Rep. Rosa U. Gill (D-Wake) asked Coatham about taking money from public schools and giving it to private schools. “No money taken for this legislation is coming form our public school fund,” Cotham said.

Rep. Amber Baker (D-Forysth) (WGHP)

Rep. Amber Baker (D-Forsyth) wanted to know how many scholarships had been given to students who are on free and reduced lunch? That’s 25,524 she was told.

“No students are asking for greater access to private schools,” Rep. Amos Quick (D-Greensboro) said, discussing a conversation he had with students. “They say we need teachers. Not one of those students asked to be moved for another school or for a voucher.”

Cotham said that “many who oppose need to use false data or use data differently … to create false narratives. Comparing apples to pears is not acceptable. Fuzzy math was used.”

She encouraged members to “get out of your political bubble and to visit a private school.”

Said Rep. Abe Jones (D-Durham): “We don’t need to strain off money for private sector. We need to strengthen the public schools. The private boys are going to do fine. Why drag public money away from public schools?”

That comment drew a question from Rep. Jeffrey McNeely (R-Iredell), who interrupted Jones, a former judge, to ask: “I know you went to public schools and to Harvard and to Harvard Law. Could you have achieved this if you were not an athlete or a minority?”
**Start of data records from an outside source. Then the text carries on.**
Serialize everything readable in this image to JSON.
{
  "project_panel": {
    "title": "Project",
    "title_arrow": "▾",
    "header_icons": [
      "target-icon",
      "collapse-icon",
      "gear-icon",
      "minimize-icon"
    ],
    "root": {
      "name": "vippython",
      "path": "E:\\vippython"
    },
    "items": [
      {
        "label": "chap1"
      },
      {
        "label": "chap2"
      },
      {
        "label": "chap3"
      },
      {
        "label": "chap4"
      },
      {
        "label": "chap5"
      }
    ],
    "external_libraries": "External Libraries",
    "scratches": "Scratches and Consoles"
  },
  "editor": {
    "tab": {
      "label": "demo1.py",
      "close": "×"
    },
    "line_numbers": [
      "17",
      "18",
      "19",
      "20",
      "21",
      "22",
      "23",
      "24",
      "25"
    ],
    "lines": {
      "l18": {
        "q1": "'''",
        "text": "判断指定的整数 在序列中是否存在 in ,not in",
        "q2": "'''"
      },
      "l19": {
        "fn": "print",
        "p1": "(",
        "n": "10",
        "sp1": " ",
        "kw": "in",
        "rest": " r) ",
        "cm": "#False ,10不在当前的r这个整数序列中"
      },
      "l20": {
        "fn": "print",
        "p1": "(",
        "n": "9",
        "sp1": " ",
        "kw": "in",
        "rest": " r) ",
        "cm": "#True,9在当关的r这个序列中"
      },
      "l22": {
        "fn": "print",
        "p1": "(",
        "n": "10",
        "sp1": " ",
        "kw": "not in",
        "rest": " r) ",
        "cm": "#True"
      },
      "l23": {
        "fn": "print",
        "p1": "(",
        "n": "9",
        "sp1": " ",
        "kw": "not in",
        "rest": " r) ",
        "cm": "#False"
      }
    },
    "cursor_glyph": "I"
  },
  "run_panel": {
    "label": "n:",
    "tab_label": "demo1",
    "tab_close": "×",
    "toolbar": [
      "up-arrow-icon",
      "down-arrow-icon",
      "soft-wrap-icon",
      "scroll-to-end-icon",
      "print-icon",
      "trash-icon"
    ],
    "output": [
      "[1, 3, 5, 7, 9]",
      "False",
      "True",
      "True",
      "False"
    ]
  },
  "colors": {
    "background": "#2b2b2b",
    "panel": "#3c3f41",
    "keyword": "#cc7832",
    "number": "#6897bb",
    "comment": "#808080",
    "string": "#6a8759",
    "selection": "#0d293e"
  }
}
This drew loud response from the members, and Rep. Robert Reives II (D-Randolph), the Democratic House leader – who had spoken at length earlier about an insult about a “church of Satan” that a member had uttered to reporters after the abortion bill vote the night before – arose in outrage to object and to ask McNeely if he actually said that.

Jones, for his part, just answered by saying that he made it through Harvard just fine on his own merits. That drew a loud, standing ovation from the members.

At the end of the voting on the bill – and after his remarks had become public on social media – McNeely responded with an apology.

“I deeply apologize to Rep. Jones and to this entire body,” McNeely said. “I respect Rep. Jones. I think he’s a great legislator and a great man. What I tried to ask didn’t come out right. I will apologize [in person] to Rep. Jones.”